- [Task]
Leave out the images and output the records word for word.

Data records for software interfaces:
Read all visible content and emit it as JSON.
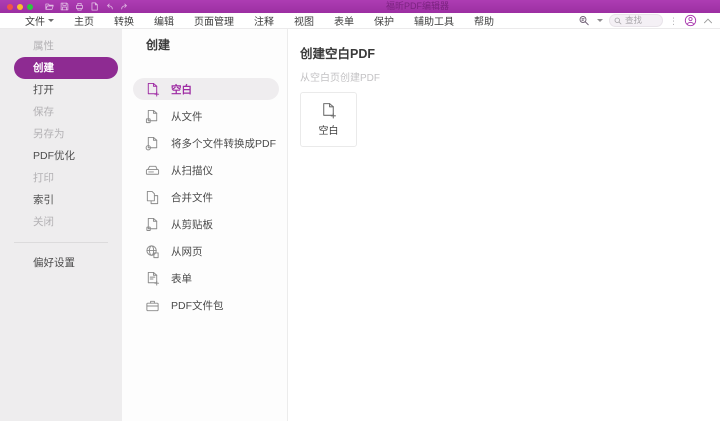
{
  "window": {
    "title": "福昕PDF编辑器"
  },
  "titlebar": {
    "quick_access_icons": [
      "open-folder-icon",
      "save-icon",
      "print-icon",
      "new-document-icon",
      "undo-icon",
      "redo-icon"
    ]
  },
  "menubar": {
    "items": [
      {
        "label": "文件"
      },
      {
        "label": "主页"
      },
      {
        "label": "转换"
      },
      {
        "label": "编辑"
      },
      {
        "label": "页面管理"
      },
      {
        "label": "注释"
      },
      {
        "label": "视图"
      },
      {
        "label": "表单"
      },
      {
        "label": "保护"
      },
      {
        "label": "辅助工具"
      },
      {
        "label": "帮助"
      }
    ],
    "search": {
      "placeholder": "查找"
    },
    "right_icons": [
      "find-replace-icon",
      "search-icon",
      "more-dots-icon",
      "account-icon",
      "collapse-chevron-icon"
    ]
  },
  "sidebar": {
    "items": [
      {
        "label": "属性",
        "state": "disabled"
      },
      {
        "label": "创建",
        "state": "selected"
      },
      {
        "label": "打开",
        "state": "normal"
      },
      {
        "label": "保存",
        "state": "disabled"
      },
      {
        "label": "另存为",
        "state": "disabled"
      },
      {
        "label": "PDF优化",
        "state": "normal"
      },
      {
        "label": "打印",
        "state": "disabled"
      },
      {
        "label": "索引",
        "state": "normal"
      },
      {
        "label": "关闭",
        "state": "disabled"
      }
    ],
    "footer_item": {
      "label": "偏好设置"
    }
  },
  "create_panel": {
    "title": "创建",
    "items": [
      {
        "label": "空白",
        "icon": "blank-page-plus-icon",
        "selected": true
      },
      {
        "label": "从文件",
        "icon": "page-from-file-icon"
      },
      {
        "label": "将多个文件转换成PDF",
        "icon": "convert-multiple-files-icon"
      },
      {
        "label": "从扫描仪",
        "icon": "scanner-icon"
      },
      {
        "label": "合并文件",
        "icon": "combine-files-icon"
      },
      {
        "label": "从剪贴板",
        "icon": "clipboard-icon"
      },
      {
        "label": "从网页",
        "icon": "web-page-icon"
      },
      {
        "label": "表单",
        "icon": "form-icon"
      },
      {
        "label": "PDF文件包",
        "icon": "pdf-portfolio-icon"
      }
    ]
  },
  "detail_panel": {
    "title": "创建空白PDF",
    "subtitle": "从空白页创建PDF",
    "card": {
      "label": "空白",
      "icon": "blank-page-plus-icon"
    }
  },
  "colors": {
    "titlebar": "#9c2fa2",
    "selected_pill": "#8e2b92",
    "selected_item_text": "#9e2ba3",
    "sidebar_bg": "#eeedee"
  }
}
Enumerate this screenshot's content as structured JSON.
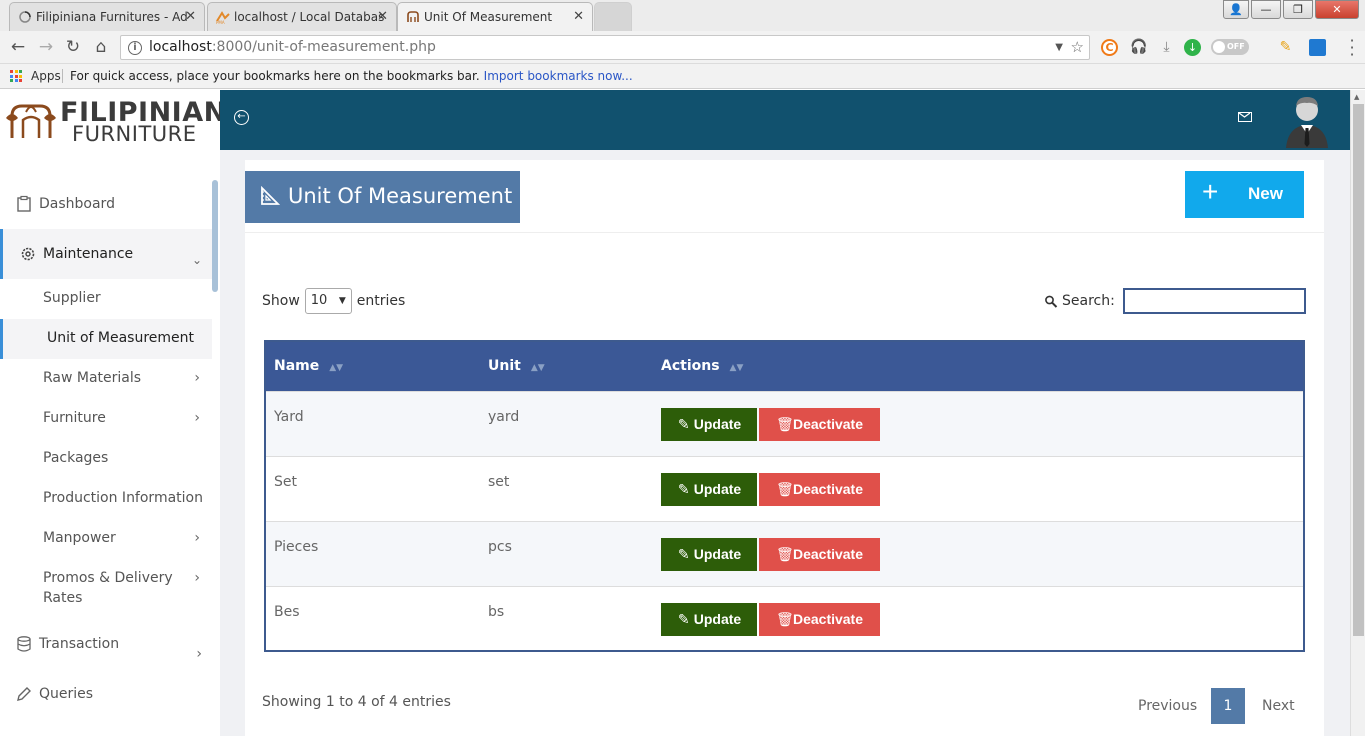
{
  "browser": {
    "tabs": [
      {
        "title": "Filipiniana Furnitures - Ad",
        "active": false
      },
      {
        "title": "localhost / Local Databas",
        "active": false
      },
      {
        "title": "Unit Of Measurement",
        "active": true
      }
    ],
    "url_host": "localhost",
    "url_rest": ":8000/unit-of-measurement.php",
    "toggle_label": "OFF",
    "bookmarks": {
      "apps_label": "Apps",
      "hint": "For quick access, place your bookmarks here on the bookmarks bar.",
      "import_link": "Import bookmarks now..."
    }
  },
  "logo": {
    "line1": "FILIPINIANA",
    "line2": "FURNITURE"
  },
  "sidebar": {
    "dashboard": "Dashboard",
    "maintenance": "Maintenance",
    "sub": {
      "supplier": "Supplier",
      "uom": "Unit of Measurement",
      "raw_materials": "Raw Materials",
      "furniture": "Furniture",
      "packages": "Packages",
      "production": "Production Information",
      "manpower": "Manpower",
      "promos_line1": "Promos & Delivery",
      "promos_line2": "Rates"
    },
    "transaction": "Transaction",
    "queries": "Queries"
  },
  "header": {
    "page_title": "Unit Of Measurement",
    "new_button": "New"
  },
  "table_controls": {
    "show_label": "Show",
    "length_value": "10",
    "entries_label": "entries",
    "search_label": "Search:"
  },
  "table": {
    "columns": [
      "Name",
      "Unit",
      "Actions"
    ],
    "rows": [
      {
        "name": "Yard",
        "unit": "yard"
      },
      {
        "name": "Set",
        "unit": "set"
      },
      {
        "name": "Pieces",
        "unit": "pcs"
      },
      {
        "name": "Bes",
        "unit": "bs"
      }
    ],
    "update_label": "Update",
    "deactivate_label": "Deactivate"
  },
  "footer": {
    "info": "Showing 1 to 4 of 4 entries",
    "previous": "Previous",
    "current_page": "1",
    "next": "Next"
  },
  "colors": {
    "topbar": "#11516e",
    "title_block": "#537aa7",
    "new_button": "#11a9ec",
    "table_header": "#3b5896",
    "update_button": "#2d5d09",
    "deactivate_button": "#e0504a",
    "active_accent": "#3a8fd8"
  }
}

- [Response to the exercise]
Read all visible content and emit it as JSON.
{
  "window": {
    "title": "福昕PDF编辑器"
  },
  "titlebar": {
    "quick_access_icons": [
      "open-folder-icon",
      "save-icon",
      "print-icon",
      "new-document-icon",
      "undo-icon",
      "redo-icon"
    ]
  },
  "menubar": {
    "items": [
      {
        "label": "文件"
      },
      {
        "label": "主页"
      },
      {
        "label": "转换"
      },
      {
        "label": "编辑"
      },
      {
        "label": "页面管理"
      },
      {
        "label": "注释"
      },
      {
        "label": "视图"
      },
      {
        "label": "表单"
      },
      {
        "label": "保护"
      },
      {
        "label": "辅助工具"
      },
      {
        "label": "帮助"
      }
    ],
    "search": {
      "placeholder": "查找"
    },
    "right_icons": [
      "find-replace-icon",
      "search-icon",
      "more-dots-icon",
      "account-icon",
      "collapse-chevron-icon"
    ]
  },
  "sidebar": {
    "items": [
      {
        "label": "属性",
        "state": "disabled"
      },
      {
        "label": "创建",
        "state": "selected"
      },
      {
        "label": "打开",
        "state": "normal"
      },
      {
        "label": "保存",
        "state": "disabled"
      },
      {
        "label": "另存为",
        "state": "disabled"
      },
      {
        "label": "PDF优化",
        "state": "normal"
      },
      {
        "label": "打印",
        "state": "disabled"
      },
      {
        "label": "索引",
        "state": "normal"
      },
      {
        "label": "关闭",
        "state": "disabled"
      }
    ],
    "footer_item": {
      "label": "偏好设置"
    }
  },
  "create_panel": {
    "title": "创建",
    "items": [
      {
        "label": "空白",
        "icon": "blank-page-plus-icon",
        "selected": true
      },
      {
        "label": "从文件",
        "icon": "page-from-file-icon"
      },
      {
        "label": "将多个文件转换成PDF",
        "icon": "convert-multiple-files-icon"
      },
      {
        "label": "从扫描仪",
        "icon": "scanner-icon"
      },
      {
        "label": "合并文件",
        "icon": "combine-files-icon"
      },
      {
        "label": "从剪贴板",
        "icon": "clipboard-icon"
      },
      {
        "label": "从网页",
        "icon": "web-page-icon"
      },
      {
        "label": "表单",
        "icon": "form-icon"
      },
      {
        "label": "PDF文件包",
        "icon": "pdf-portfolio-icon"
      }
    ]
  },
  "detail_panel": {
    "title": "创建空白PDF",
    "subtitle": "从空白页创建PDF",
    "card": {
      "label": "空白",
      "icon": "blank-page-plus-icon"
    }
  },
  "colors": {
    "titlebar": "#9c2fa2",
    "selected_pill": "#8e2b92",
    "selected_item_text": "#9e2ba3",
    "sidebar_bg": "#eeedee"
  }
}
Enumerate this screenshot's content as structured JSON.
{
  "browser": {
    "tabs": [
      {
        "title": "Filipiniana Furnitures - Ad",
        "active": false
      },
      {
        "title": "localhost / Local Databas",
        "active": false
      },
      {
        "title": "Unit Of Measurement",
        "active": true
      }
    ],
    "url_host": "localhost",
    "url_rest": ":8000/unit-of-measurement.php",
    "toggle_label": "OFF",
    "bookmarks": {
      "apps_label": "Apps",
      "hint": "For quick access, place your bookmarks here on the bookmarks bar.",
      "import_link": "Import bookmarks now..."
    }
  },
  "logo": {
    "line1": "FILIPINIANA",
    "line2": "FURNITURE"
  },
  "sidebar": {
    "dashboard": "Dashboard",
    "maintenance": "Maintenance",
    "sub": {
      "supplier": "Supplier",
      "uom": "Unit of Measurement",
      "raw_materials": "Raw Materials",
      "furniture": "Furniture",
      "packages": "Packages",
      "production": "Production Information",
      "manpower": "Manpower",
      "promos_line1": "Promos & Delivery",
      "promos_line2": "Rates"
    },
    "transaction": "Transaction",
    "queries": "Queries"
  },
  "header": {
    "page_title": "Unit Of Measurement",
    "new_button": "New"
  },
  "table_controls": {
    "show_label": "Show",
    "length_value": "10",
    "entries_label": "entries",
    "search_label": "Search:"
  },
  "table": {
    "columns": [
      "Name",
      "Unit",
      "Actions"
    ],
    "rows": [
      {
        "name": "Yard",
        "unit": "yard"
      },
      {
        "name": "Set",
        "unit": "set"
      },
      {
        "name": "Pieces",
        "unit": "pcs"
      },
      {
        "name": "Bes",
        "unit": "bs"
      }
    ],
    "update_label": "Update",
    "deactivate_label": "Deactivate"
  },
  "footer": {
    "info": "Showing 1 to 4 of 4 entries",
    "previous": "Previous",
    "current_page": "1",
    "next": "Next"
  },
  "colors": {
    "topbar": "#11516e",
    "title_block": "#537aa7",
    "new_button": "#11a9ec",
    "table_header": "#3b5896",
    "update_button": "#2d5d09",
    "deactivate_button": "#e0504a",
    "active_accent": "#3a8fd8"
  }
}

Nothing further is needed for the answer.